= TASK TO CARRY OUT =
Show each line of the entries below in which the word "name" appears.

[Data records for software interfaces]
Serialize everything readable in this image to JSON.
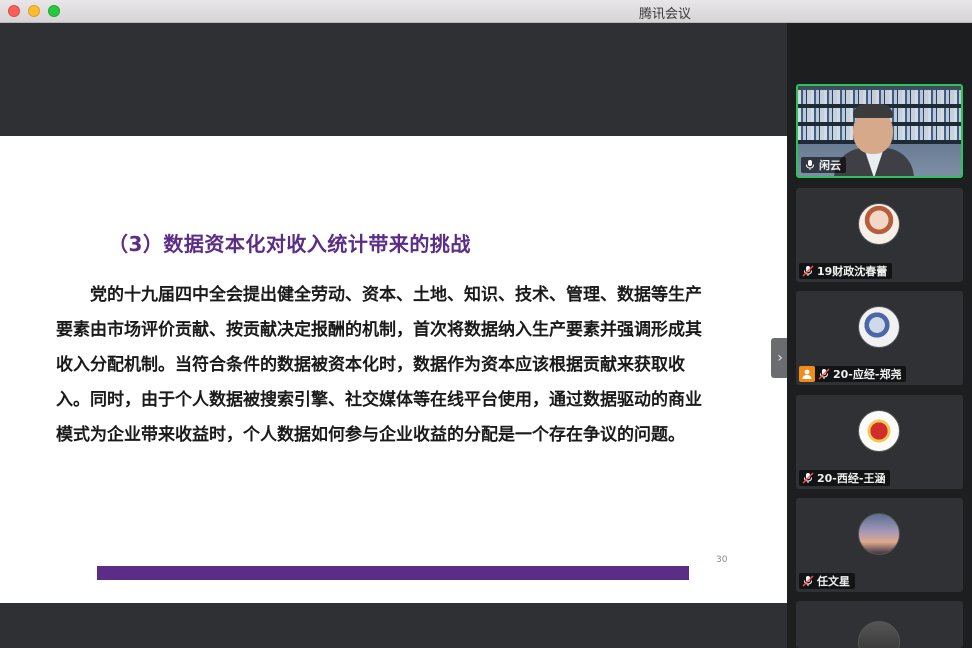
{
  "window": {
    "title": "腾讯会议"
  },
  "slide": {
    "title": "（3）数据资本化对收入统计带来的挑战",
    "body": "党的十九届四中全会提出健全劳动、资本、土地、知识、技术、管理、数据等生产要素由市场评价贡献、按贡献决定报酬的机制，首次将数据纳入生产要素并强调形成其收入分配机制。当符合条件的数据被资本化时，数据作为资本应该根据贡献来获取收入。同时，由于个人数据被搜索引擎、社交媒体等在线平台使用，通过数据驱动的商业模式为企业带来收益时，个人数据如何参与企业收益的分配是一个存在争议的问题。",
    "page_number": "30",
    "accent_color": "#5b2d86"
  },
  "sidebar": {
    "collapse_glyph": "›",
    "participants": [
      {
        "name": "闲云",
        "mic": "on",
        "speaking": true
      },
      {
        "name": "19财政沈春蕾",
        "mic": "muted"
      },
      {
        "name": "20-应经-郑尧",
        "mic": "muted",
        "role_icon": "host-icon"
      },
      {
        "name": "20-西经-王涵",
        "mic": "muted"
      },
      {
        "name": "任文星",
        "mic": "muted"
      }
    ]
  }
}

= PROBLEM SOLUTION =
        "name": "闲云",
        "name": "19财政沈春蕾",
        "name": "20-应经-郑尧",
        "name": "20-西经-王涵",
        "name": "任文星",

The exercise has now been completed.